This volume documents U.S. policy toward the Soviet Union, demonstrating the growing tension between U.S. and Soviet leaders and the eventual downfall of détente. Relations with the Soviet Union remained a central element of Carter’s foreign policy agenda, just as they had been for earlier administrations. However, the U.S. relationship with the Soviet Union was never simply bilateral in nature; instead, the two super powers were actively engaged politically throughout the world. Therefore, this volume includes documentation on the Middle East, China, Eastern and Western Europe, and the Horn of Africa, as well as SALT, emigration, and human rights.
Unlike the leadership of the Nixon and Ford administrations, who met regularly with the Soviet leadership, Carter conducted only one summit meeting with Soviet General Secretary Leonid Brezhnev. Thus, Carter and Brezhnev communicated most frequently by letter.

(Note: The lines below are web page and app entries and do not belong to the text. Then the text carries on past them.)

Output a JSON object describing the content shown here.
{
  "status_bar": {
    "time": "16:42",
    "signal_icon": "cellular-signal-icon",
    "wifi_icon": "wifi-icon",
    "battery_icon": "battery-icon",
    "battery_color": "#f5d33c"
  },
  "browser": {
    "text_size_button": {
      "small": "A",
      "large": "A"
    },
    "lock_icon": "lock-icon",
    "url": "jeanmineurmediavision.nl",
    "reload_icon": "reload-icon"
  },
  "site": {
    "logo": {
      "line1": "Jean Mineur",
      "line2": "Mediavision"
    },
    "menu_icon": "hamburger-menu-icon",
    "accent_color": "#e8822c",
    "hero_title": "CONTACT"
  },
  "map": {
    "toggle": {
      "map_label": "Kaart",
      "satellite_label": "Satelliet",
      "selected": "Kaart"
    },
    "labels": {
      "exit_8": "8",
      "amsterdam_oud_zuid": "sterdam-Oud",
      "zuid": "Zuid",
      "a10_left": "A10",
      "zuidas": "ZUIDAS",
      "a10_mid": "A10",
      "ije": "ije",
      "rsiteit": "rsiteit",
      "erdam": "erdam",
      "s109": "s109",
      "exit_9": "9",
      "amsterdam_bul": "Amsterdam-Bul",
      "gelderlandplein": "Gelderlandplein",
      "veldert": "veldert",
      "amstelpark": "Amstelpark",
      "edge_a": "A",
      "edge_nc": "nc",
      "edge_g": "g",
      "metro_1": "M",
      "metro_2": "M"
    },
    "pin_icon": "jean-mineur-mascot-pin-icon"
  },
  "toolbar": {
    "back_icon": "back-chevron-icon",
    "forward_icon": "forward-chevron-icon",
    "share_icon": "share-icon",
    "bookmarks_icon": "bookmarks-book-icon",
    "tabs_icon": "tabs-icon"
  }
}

The majority of communication and policymaking was done at the Secretary of State/foreign minister or ambassadorial levels, and these meetings and communications are documented in cables and memoranda of conversation.
During the first years of the administration, Secretary of State Cyrus Vance met with Soviet officials both in Washington, D.C. and abroad, but as the administration progressed, Assistant to the President [Page VIII]for National Security Affairs Zbigniew Brzezinski, a Soviet expert, played a central role in the administration’s policy formulation towards the Soviet Union. Brzezinski’s voice became the dominant one during the last year of the administration with the Soviet invasion of Afghanistan culminating in years of increasing concern over the extension of Soviet power into Africa and Asia.

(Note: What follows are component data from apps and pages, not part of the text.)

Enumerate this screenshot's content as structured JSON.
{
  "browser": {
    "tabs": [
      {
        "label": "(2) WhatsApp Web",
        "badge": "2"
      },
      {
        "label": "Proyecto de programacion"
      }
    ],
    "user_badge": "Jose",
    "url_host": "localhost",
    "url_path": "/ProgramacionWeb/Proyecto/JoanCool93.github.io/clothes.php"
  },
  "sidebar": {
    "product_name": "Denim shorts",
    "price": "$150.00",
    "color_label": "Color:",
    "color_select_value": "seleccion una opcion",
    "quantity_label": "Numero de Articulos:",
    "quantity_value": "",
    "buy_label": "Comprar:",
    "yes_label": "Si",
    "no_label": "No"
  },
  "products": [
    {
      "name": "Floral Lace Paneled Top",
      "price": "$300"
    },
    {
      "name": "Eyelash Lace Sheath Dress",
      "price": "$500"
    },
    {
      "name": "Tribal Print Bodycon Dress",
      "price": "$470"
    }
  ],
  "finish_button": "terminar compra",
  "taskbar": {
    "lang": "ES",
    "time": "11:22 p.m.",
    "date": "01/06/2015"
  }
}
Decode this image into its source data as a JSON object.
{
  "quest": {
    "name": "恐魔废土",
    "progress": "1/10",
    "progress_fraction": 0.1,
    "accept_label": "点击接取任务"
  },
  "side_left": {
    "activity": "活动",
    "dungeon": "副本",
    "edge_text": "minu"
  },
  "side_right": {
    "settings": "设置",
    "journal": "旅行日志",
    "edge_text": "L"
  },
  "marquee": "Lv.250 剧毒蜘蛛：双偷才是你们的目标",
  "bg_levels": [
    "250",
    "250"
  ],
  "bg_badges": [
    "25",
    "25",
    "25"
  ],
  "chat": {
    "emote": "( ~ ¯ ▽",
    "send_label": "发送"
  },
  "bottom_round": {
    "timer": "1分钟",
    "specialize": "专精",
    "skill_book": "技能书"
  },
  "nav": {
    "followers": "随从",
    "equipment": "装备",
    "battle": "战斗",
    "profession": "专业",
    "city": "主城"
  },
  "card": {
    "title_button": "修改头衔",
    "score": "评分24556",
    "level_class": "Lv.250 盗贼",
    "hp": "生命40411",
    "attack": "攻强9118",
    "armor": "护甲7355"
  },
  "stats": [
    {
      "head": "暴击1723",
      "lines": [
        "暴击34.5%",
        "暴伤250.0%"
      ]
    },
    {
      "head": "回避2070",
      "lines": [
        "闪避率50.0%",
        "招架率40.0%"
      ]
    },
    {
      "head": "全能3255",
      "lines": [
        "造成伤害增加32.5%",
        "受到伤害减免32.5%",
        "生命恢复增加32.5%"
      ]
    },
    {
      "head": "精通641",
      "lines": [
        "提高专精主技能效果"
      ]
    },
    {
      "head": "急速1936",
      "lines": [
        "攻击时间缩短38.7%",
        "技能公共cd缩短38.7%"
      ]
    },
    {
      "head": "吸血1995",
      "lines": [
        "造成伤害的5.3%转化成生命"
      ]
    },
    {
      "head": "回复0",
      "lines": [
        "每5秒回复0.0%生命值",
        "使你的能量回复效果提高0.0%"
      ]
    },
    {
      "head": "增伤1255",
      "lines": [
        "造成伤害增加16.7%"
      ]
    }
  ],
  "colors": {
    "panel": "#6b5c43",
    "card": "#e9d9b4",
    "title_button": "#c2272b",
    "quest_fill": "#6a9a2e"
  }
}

President Carter brought into office an emphasis on human rights and a determination to include this issue as a major consideration in American foreign affairs. This emphasis was not well-received by the Soviets, who saw it as an intrusion into their internal matters, especially with respect to the issue of Jewish emigration from the Soviet Union, which became a major issue of contention. Carter’s emphasis on human rights contributed to a decline of détente by the end of his presidency. During the final year of the Carter administration, détente and the relationship with the Soviet Union withered, overshadowed by domestic economic problems and the hostage crisis in Iran, and weakened by the many areas of contention between the Soviet Union and the United States.

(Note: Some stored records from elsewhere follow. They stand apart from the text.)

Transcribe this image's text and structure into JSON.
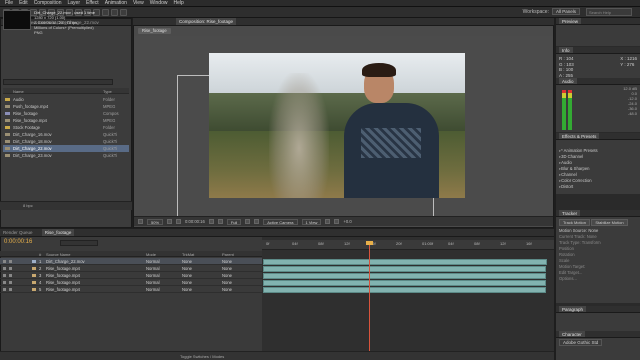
{
  "menu": [
    "File",
    "Edit",
    "Composition",
    "Layer",
    "Effect",
    "Animation",
    "View",
    "Window",
    "Help"
  ],
  "toolbar": {
    "workspace_label": "Workspace:",
    "workspace_value": "All Panels",
    "search_placeholder": "Search Help"
  },
  "project": {
    "tab_label": "Project",
    "effect_controls_tab": "Effect Controls: Dirt_Charge_22.mov",
    "selected_name": "Dirt_Charge_22.mov , used 1 time",
    "selected_info": [
      "1280 x 720 (1.00)",
      "Δ 0:00:06:18, 23.976 fps",
      "Millions of Colors+ (Premultiplied)",
      "PNG"
    ],
    "col_name": "Name",
    "col_type": "Type",
    "items": [
      {
        "name": "Audio",
        "type": "Folder",
        "icon": "folder"
      },
      {
        "name": "Push_footage.mp4",
        "type": "MPEG",
        "icon": "footage"
      },
      {
        "name": "Rise_footage",
        "type": "Compos",
        "icon": "comp"
      },
      {
        "name": "Rise_footage.mp4",
        "type": "MPEG",
        "icon": "footage"
      },
      {
        "name": "Stock Footage",
        "type": "Folder",
        "icon": "folder"
      },
      {
        "name": "Dirt_Charge_16.mov",
        "type": "QuickTi",
        "icon": "footage"
      },
      {
        "name": "Dirt_Charge_18.mov",
        "type": "QuickTi",
        "icon": "footage"
      },
      {
        "name": "Dirt_Charge_22.mov",
        "type": "QuickTi",
        "icon": "footage",
        "selected": true
      },
      {
        "name": "Dirt_Charge_23.mov",
        "type": "QuickTi",
        "icon": "footage"
      }
    ],
    "footer": "8 bpc"
  },
  "composition": {
    "tab_label": "Composition: Rise_footage",
    "breadcrumb": "Rise_footage",
    "zoom": "50%",
    "timecode": "0:00:00:16",
    "resolution": "Full",
    "camera": "Active Camera",
    "view": "1 View",
    "offset": "+0.0"
  },
  "preview": {
    "tab_label": "Preview"
  },
  "info": {
    "tab_label": "Info",
    "lines": [
      "R : 104",
      "G : 103",
      "B : 100",
      "A : 255"
    ],
    "coords": [
      "X : 1216",
      "Y : 276"
    ]
  },
  "audio": {
    "tab_label": "Audio",
    "scale": [
      "12.0 dB",
      "0.0",
      "-12.0",
      "-24.0",
      "-36.0",
      "-48.0"
    ]
  },
  "effects": {
    "tab_label": "Effects & Presets",
    "items": [
      "* Animation Presets",
      "3D Channel",
      "Audio",
      "Blur & Sharpen",
      "Channel",
      "Color Correction",
      "Distort"
    ]
  },
  "tracker": {
    "tab_label": "Tracker",
    "buttons": [
      "Track Motion",
      "Stabilize Motion"
    ],
    "rows": [
      "Motion Source:  None",
      "Current Track:  None",
      "Track Type:  Transform",
      "Position",
      "Rotation",
      "Scale",
      "Motion Target:",
      "Edit Target...",
      "Options..."
    ]
  },
  "paragraph": {
    "tab_label": "Paragraph"
  },
  "character": {
    "tab_label": "Character",
    "font": "Adobe Gothic Std"
  },
  "timeline": {
    "tab_render": "Render Queue",
    "tab_comp": "Rise_footage",
    "timecode": "0:00:00:16",
    "headers": {
      "num": "#",
      "name": "Source Name",
      "mode": "Mode",
      "trkmat": "TrkMat",
      "parent": "Parent"
    },
    "ruler": [
      "0f",
      "04f",
      "08f",
      "12f",
      "16f",
      "20f",
      "01:00f",
      "04f",
      "08f",
      "12f",
      "16f"
    ],
    "layers": [
      {
        "num": "1",
        "name": "Dirt_Charge_22.mov",
        "mode": "Normal",
        "trk": "None",
        "parent": "None",
        "color": "#9fb0c8",
        "selected": true
      },
      {
        "num": "2",
        "name": "Rise_footage.mp4",
        "mode": "Normal",
        "trk": "None",
        "parent": "None",
        "color": "#c8a870"
      },
      {
        "num": "3",
        "name": "Rise_footage.mp4",
        "mode": "Normal",
        "trk": "None",
        "parent": "None",
        "color": "#c8a870"
      },
      {
        "num": "4",
        "name": "Rise_footage.mp4",
        "mode": "Normal",
        "trk": "None",
        "parent": "None",
        "color": "#c8a870"
      },
      {
        "num": "5",
        "name": "Rise_footage.mp4",
        "mode": "Normal",
        "trk": "None",
        "parent": "None",
        "color": "#c8a870"
      }
    ],
    "footer": "Toggle Switches / Modes"
  },
  "colors": {
    "accent_timecode": "#e8b04a",
    "playhead": "#d9543c",
    "layer_bar": "#82b3b0",
    "selection": "#596b86"
  }
}
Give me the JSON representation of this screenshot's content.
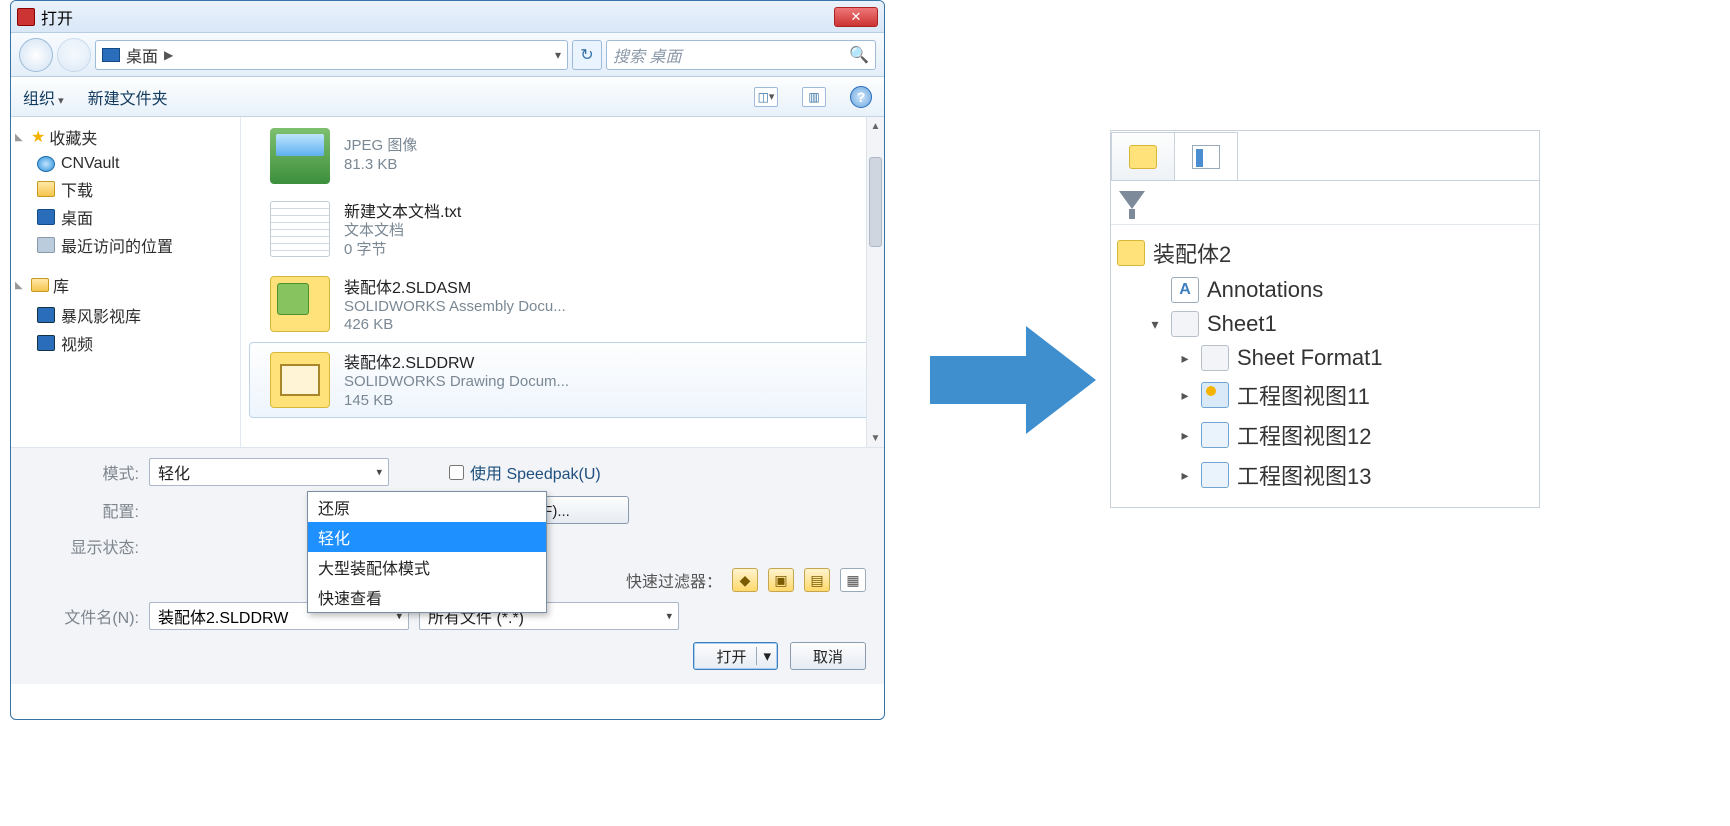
{
  "dialog": {
    "title": "打开",
    "breadcrumb": "桌面",
    "search_placeholder": "搜索 桌面",
    "toolbar": {
      "organize": "组织",
      "new_folder": "新建文件夹"
    },
    "sidebar": {
      "favorites_label": "收藏夹",
      "favorites": [
        {
          "icon": "globe",
          "label": "CNVault"
        },
        {
          "icon": "dl",
          "label": "下载"
        },
        {
          "icon": "desk",
          "label": "桌面"
        },
        {
          "icon": "recent",
          "label": "最近访问的位置"
        }
      ],
      "libraries_label": "库",
      "libraries": [
        {
          "icon": "vid",
          "label": "暴风影视库"
        },
        {
          "icon": "vid",
          "label": "视频"
        }
      ]
    },
    "files": [
      {
        "icon": "img",
        "name_hidden": true,
        "meta1": "JPEG 图像",
        "meta2": "81.3 KB"
      },
      {
        "icon": "txt",
        "name": "新建文本文档.txt",
        "meta1": "文本文档",
        "meta2": "0 字节"
      },
      {
        "icon": "asm",
        "name": "装配体2.SLDASM",
        "meta1": "SOLIDWORKS Assembly Docu...",
        "meta2": "426 KB"
      },
      {
        "icon": "drw",
        "name": "装配体2.SLDDRW",
        "meta1": "SOLIDWORKS Drawing Docum...",
        "meta2": "145 KB",
        "selected": true
      }
    ],
    "labels": {
      "mode": "模式:",
      "config": "配置:",
      "display_state": "显示状态:",
      "speedpak": "使用 Speedpak(U)",
      "references": "参考(F)...",
      "quick_filter": "快速过滤器：",
      "file_name": "文件名(N):",
      "file_type": "所有文件 (*.*)",
      "open": "打开",
      "cancel": "取消"
    },
    "mode_value": "轻化",
    "mode_options": [
      "还原",
      "轻化",
      "大型装配体模式",
      "快速查看"
    ],
    "mode_selected_index": 1,
    "file_name_value": "装配体2.SLDDRW"
  },
  "tree": {
    "root": "装配体2",
    "nodes": [
      {
        "level": 1,
        "icon": "ann",
        "label": "Annotations",
        "expand": ""
      },
      {
        "level": 1,
        "icon": "sheet",
        "label": "Sheet1",
        "expand": "▾"
      },
      {
        "level": 2,
        "icon": "fmt",
        "label": "Sheet Format1",
        "expand": "▸"
      },
      {
        "level": 2,
        "icon": "view",
        "label": "工程图视图11",
        "expand": "▸"
      },
      {
        "level": 2,
        "icon": "dview",
        "label": "工程图视图12",
        "expand": "▸"
      },
      {
        "level": 2,
        "icon": "dview",
        "label": "工程图视图13",
        "expand": "▸"
      }
    ]
  }
}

The editor wishes to acknowledge the assistance of officials at the Carter Library, Atlanta, Georgia. Special thanks are due to the Historical Staff of the Central Intelligence Agency, who were extremely helpful in arranging full access to the files of the Central Intelligence Agency. Melissa Jane Taylor collected, selected documentation, and edited the volume under the supervision of M. Todd Bennett, Chief of the Europe and General Division, and Edward C. Keefer, former General Editor of the Foreign Relations series. Kristin L. Ahlberg, Assistant to the General Editor, reviewed the volume. Dean Weatherhead coordinated the declassification review, under the supervision first of Susan C. Weetman and later Carl Ashley, who both served as Chief of the Declassification and Publishing Division. Stephanie Eckroth, Vicki E. Futscher, and Erin F. Cozens did the copy and technical editing. Do Mi Stauber, Inc. prepared the index.